The inclusion of a circular economy module in the Government’s new Climate Action Plan is a “welcome change” according to experts.
A circular economy aims to reduce waste at all stages of the production cycle and ensure materials are used as efficiently as possible for a reduced carbon output.
Targets in the plan include developing a circular economy action plan and supporting eco-design for Irish companies, as well as aligning with the EU Circular Economy Package finalised in March 2019.
Environmental groups have been calling for a transition from a linear economy to a circular economy for some time.
Cillian Lohan, CEO of the Green Economy Foundation said “it’s great” that that Government are recognising circular economy as “a tool for climate action”.
Mr Lohan said, however, it was “disappointing” that the plan appears to make circular economy and waste “synonymous”.
He said that goal 135 in the plan, developing the circular economy action plan, would be “crucial” as to how we move forward as a country.
“It needs to be a move from a linear to circular economic model,” he said.
CEO of the Rediscovery Centre, Dr Sarah Miller said that governance and oversight of the plan will be “essential” to turn it from a “plan into action”.
With regards the proposed circular economy action plan, Dr Miller said that it is “long overdue”, adding that it should be “prioritised and fast-tracked”.
Public consultation on the action plan is due to begin in the third quarter of 2019 in advance of publication in the second quarter of 2020.
“If we’re going to transition, we need a plan that doesn’t just focus on waste. It’s about managing how we live, the consumption, production and distribution of products as well,” Ms Miller added.
“It’s important to remember that 40 per cent of carbon associated with products comes from their production and less than 2 per cent comes from the waste management,” she said.
Simon O’Rafferty, strategy designer and author of the study ‘Moving Ireland towards the Circular Economy’, said the public consultation process moving forward should be “deliberative and co-creative”.
He also believes that Ireland needs to support the emergence of innovative start-ups that are “enabling circular business models and future jobs”.

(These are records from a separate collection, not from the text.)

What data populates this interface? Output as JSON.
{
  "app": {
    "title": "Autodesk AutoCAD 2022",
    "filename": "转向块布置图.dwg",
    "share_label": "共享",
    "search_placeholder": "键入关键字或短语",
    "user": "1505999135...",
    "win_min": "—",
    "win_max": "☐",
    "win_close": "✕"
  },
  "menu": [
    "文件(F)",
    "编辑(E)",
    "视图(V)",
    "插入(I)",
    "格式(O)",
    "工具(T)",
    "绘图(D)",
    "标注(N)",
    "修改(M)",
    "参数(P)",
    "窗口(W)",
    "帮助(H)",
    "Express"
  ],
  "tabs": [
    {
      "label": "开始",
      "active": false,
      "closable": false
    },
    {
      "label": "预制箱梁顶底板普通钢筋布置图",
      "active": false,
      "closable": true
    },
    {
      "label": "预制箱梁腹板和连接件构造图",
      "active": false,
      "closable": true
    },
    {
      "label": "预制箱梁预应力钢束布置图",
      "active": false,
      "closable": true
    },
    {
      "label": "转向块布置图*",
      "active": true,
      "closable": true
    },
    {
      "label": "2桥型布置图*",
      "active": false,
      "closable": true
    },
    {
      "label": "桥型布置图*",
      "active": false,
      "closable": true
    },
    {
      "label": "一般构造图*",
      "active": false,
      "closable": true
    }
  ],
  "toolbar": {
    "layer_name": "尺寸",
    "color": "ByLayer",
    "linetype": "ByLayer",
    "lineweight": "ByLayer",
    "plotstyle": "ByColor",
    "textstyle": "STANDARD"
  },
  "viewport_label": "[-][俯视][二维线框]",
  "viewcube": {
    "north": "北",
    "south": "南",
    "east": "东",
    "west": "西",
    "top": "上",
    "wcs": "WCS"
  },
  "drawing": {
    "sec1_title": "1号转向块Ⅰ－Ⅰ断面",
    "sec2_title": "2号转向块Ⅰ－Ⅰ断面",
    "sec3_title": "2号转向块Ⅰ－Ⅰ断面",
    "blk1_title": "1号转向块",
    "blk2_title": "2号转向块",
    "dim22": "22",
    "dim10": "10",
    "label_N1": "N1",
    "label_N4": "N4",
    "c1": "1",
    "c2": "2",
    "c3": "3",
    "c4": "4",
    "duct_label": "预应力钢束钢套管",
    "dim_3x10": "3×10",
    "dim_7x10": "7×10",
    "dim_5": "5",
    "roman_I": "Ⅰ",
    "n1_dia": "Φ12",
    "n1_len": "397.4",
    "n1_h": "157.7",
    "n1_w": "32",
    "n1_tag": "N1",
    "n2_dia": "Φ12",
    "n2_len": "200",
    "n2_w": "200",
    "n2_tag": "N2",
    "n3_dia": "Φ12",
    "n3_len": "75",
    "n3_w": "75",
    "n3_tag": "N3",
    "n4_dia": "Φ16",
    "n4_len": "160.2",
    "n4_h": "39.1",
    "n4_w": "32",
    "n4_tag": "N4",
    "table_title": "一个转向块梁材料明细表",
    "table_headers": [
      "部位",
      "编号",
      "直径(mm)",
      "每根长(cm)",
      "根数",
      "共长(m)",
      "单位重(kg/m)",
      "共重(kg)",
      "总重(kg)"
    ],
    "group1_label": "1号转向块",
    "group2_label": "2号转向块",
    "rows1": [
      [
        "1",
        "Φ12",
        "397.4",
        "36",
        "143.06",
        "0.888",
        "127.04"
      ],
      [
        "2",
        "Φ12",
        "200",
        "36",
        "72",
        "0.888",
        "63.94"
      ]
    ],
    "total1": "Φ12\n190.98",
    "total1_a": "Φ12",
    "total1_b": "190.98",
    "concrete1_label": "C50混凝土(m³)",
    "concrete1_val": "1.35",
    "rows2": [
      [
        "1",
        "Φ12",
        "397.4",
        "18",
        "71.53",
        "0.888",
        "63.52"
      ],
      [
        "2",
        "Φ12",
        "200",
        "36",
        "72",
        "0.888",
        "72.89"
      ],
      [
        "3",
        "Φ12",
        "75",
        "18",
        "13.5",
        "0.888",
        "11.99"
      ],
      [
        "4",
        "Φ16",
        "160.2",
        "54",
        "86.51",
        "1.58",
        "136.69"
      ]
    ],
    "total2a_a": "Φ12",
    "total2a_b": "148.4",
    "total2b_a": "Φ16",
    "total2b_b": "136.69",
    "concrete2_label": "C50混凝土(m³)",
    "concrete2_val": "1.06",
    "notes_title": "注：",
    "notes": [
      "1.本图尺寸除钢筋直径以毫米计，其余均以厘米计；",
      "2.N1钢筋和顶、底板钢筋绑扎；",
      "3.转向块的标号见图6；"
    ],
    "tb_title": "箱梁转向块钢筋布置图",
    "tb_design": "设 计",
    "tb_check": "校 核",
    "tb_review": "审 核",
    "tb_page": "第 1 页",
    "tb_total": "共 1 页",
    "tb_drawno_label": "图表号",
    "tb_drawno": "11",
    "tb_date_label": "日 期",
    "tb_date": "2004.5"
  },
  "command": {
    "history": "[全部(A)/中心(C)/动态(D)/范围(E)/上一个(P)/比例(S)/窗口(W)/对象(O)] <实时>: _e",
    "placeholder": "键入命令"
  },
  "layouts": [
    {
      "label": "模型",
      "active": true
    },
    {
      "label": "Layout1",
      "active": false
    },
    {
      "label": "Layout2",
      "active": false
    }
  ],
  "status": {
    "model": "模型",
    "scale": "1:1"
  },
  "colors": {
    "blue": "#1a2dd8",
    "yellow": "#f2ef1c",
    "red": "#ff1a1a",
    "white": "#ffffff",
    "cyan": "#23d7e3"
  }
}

“Ireland has some possible advantages in the digital and tech sectors which can drive the underlying services and data infrastructures for a circular economy,” he said.
“We are not yet capturing the true potential of a circular sharing economy, digital manufacturing methods, artificial intelligence and block-chain, digital services and social innovation,” he added.
Mr O’Rafferty also maintained that Ireland needs to look at its physical infrastructure.
“We need to consider reintroducing reprocessing infrastructure in Ireland. We already have one of Europe’s largest PET drink bottles reprocessing companies in Ireland providing decent jobs, so we need to start developing further,” he said.
By Marianne Foody